### WORK ORDER
Take the data that follows and return it exactly.

• • • • • • •

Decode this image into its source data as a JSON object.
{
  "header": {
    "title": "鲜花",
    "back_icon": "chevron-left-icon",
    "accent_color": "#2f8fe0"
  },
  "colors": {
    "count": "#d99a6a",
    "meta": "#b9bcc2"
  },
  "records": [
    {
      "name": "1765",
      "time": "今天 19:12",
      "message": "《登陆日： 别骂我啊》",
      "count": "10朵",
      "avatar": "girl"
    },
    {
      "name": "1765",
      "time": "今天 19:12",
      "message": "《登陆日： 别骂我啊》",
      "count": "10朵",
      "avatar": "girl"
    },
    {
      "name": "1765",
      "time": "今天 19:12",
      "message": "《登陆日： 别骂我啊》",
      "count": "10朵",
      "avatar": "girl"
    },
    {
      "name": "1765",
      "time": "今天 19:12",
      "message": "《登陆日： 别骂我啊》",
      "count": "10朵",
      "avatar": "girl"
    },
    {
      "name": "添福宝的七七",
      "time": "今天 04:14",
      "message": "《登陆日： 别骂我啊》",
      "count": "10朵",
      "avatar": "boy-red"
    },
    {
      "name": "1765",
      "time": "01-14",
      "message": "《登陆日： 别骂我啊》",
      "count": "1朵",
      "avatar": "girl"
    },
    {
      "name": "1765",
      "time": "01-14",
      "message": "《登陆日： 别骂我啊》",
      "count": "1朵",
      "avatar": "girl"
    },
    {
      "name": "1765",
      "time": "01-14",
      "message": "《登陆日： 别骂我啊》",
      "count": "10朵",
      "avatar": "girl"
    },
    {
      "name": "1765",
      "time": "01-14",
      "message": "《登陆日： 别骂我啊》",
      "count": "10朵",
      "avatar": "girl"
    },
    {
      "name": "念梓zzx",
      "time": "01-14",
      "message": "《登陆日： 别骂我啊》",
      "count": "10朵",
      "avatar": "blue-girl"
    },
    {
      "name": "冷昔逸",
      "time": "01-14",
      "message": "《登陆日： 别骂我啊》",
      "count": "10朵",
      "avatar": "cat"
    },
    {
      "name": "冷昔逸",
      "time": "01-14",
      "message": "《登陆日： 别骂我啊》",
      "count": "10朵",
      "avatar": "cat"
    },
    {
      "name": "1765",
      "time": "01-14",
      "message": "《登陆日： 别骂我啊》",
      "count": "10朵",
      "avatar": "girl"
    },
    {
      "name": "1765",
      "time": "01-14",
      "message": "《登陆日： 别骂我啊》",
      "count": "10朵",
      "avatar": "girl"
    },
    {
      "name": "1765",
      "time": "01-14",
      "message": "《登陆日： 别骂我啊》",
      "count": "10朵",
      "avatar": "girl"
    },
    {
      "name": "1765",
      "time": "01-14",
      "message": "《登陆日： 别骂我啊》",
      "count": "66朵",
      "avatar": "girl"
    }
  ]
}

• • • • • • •

### RESPONSE BELOW
Decode this image into its source data as a JSON object.
{
  "header": {
    "title": "鲜花",
    "back_icon": "chevron-left-icon",
    "accent_color": "#2f8fe0"
  },
  "colors": {
    "count": "#d99a6a",
    "meta": "#b9bcc2"
  },
  "records": [
    {
      "name": "1765",
      "time": "今天 19:12",
      "message": "《登陆日： 别骂我啊》",
      "count": "10朵",
      "avatar": "girl"
    },
    {
      "name": "1765",
      "time": "今天 19:12",
      "message": "《登陆日： 别骂我啊》",
      "count": "10朵",
      "avatar": "girl"
    },
    {
      "name": "1765",
      "time": "今天 19:12",
      "message": "《登陆日： 别骂我啊》",
      "count": "10朵",
      "avatar": "girl"
    },
    {
      "name": "1765",
      "time": "今天 19:12",
      "message": "《登陆日： 别骂我啊》",
      "count": "10朵",
      "avatar": "girl"
    },
    {
      "name": "添福宝的七七",
      "time": "今天 04:14",
      "message": "《登陆日： 别骂我啊》",
      "count": "10朵",
      "avatar": "boy-red"
    },
    {
      "name": "1765",
      "time": "01-14",
      "message": "《登陆日： 别骂我啊》",
      "count": "1朵",
      "avatar": "girl"
    },
    {
      "name": "1765",
      "time": "01-14",
      "message": "《登陆日： 别骂我啊》",
      "count": "1朵",
      "avatar": "girl"
    },
    {
      "name": "1765",
      "time": "01-14",
      "message": "《登陆日： 别骂我啊》",
      "count": "10朵",
      "avatar": "girl"
    },
    {
      "name": "1765",
      "time": "01-14",
      "message": "《登陆日： 别骂我啊》",
      "count": "10朵",
      "avatar": "girl"
    },
    {
      "name": "念梓zzx",
      "time": "01-14",
      "message": "《登陆日： 别骂我啊》",
      "count": "10朵",
      "avatar": "blue-girl"
    },
    {
      "name": "冷昔逸",
      "time": "01-14",
      "message": "《登陆日： 别骂我啊》",
      "count": "10朵",
      "avatar": "cat"
    },
    {
      "name": "冷昔逸",
      "time": "01-14",
      "message": "《登陆日： 别骂我啊》",
      "count": "10朵",
      "avatar": "cat"
    },
    {
      "name": "1765",
      "time": "01-14",
      "message": "《登陆日： 别骂我啊》",
      "count": "10朵",
      "avatar": "girl"
    },
    {
      "name": "1765",
      "time": "01-14",
      "message": "《登陆日： 别骂我啊》",
      "count": "10朵",
      "avatar": "girl"
    },
    {
      "name": "1765",
      "time": "01-14",
      "message": "《登陆日： 别骂我啊》",
      "count": "10朵",
      "avatar": "girl"
    },
    {
      "name": "1765",
      "time": "01-14",
      "message": "《登陆日： 别骂我啊》",
      "count": "66朵",
      "avatar": "girl"
    }
  ]
}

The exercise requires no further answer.